David Whitney is a tormented King who is rebelled against by his loyal followers, and Matthew Moore performs the young Hal perfectly as a young brattish hooligan, playing pranks on his friends and turning his nose up at his father. His transformation towards the end is quick, as he becomes the new King.

But the scene-stealer is Bell as the biker-dressed, crotch-grabbing, greedy, womaniser Falstaff. His nuanced depiction, wittily expressed lines, and alcoholic staggering around on stage makes the production an enjoyable journey to follow. He’s such an unlikeable character, that if you saw him on the bus, you couldn’t bear to sit next to him. Especially not with his slurred speech and unkempt appearance. While Bell seems to be in his prime, it’s hard to imagine Falstaff in any other way after seeing Bell’s version of him. You can see that he relishes the role that provides some of Shakespeare’s best insults.

The production focuses on Hal’s relationships with his two fathers, his real one, the King, and his surrogate one, the deceitful Falstaff. It isn’t until the last half that Hal, as the new King rejects the charismatic, yet flawed Falstaff. By this point, Hal is no longer the mischievous, party boy.

Kelly Ryall’s score (mostly performed live on the drums by the actors) furthers the grungy, modern vibe, and the chorus of “Jerusalem” was particularly fitting.

This is the perfect starting point for a Shakespeare tragedy novice; it’s an easily digested version with a fun set.

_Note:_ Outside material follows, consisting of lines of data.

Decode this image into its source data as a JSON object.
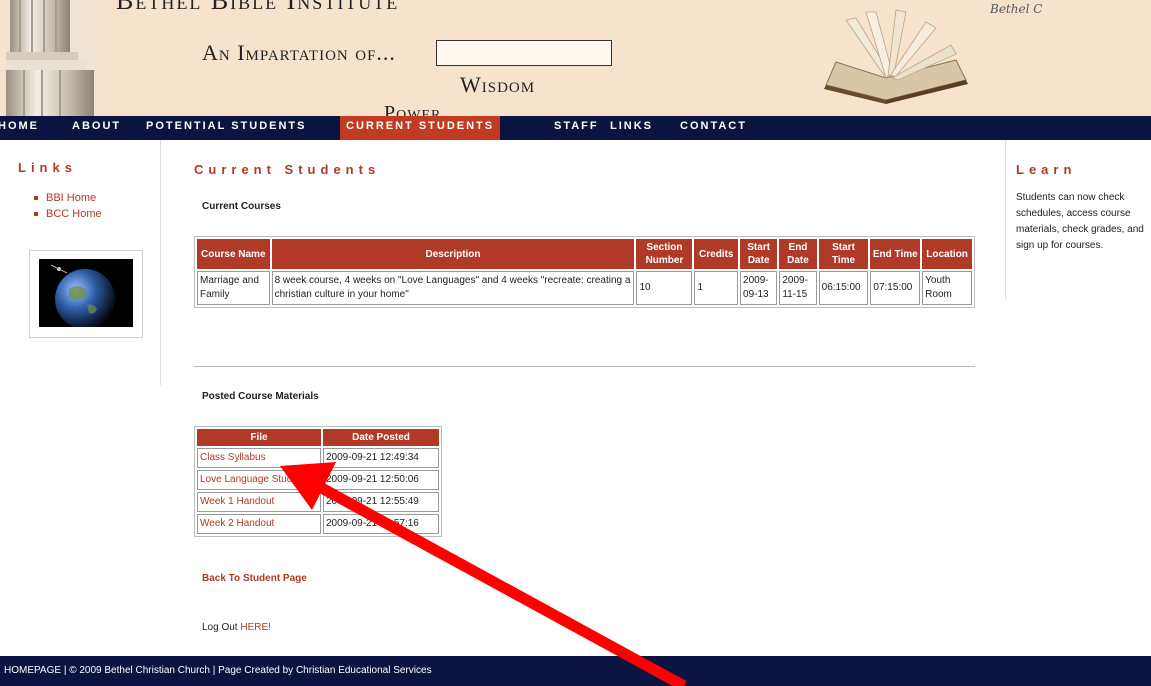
{
  "header": {
    "site_title": "Bethel Bible Institute",
    "tagline": "An Impartation of...",
    "word_wisdom": "Wisdom",
    "word_power": "Power",
    "book_script": "Bethel C"
  },
  "nav": {
    "items": [
      "HOME",
      "ABOUT",
      "POTENTIAL STUDENTS",
      "CURRENT STUDENTS",
      "STAFF",
      "LINKS",
      "CONTACT"
    ],
    "active_index": 3
  },
  "left_sidebar": {
    "title": "Links",
    "links": [
      "BBI Home",
      "BCC Home"
    ]
  },
  "main": {
    "title": "Current Students",
    "courses_heading": "Current Courses",
    "courses_table": {
      "headers": [
        "Course Name",
        "Description",
        "Section Number",
        "Credits",
        "Start Date",
        "End Date",
        "Start Time",
        "End Time",
        "Location"
      ],
      "rows": [
        [
          "Marriage and Family",
          "8 week course, 4 weeks on \"Love Languages\" and 4 weeks \"recreate: creating a christian culture in your home\"",
          "10",
          "1",
          "2009-09-13",
          "2009-11-15",
          "06:15:00",
          "07:15:00",
          "Youth Room"
        ]
      ]
    },
    "materials_heading": "Posted Course Materials",
    "materials_table": {
      "headers": [
        "File",
        "Date Posted"
      ],
      "rows": [
        [
          "Class Syllabus",
          "2009-09-21 12:49:34"
        ],
        [
          "Love Language Study",
          "2009-09-21 12:50:06"
        ],
        [
          "Week 1 Handout",
          "2009-09-21 12:55:49"
        ],
        [
          "Week 2 Handout",
          "2009-09-21 12:57:16"
        ]
      ]
    },
    "back_link": "Back To Student Page",
    "logout_prefix": "Log Out ",
    "logout_link": "HERE!"
  },
  "right_sidebar": {
    "title": "Learn",
    "text": "Students can now check schedules, access course materials, check grades, and sign up for courses."
  },
  "footer": {
    "text": "HOMEPAGE | © 2009 Bethel Christian Church | Page Created by Christian Educational Services"
  },
  "annotation": {
    "arrow_color": "#ff0000",
    "arrow_target": "Class Syllabus"
  },
  "colors": {
    "accent": "#b03a26",
    "nav_bg": "#0b1440",
    "nav_active": "#c13b22",
    "header_bg": "#f7e2cc"
  }
}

It’s touching, funny, provoking and powerful, and Bell’s portrayal of Falstaff is not to be missed.

- Lena Peacock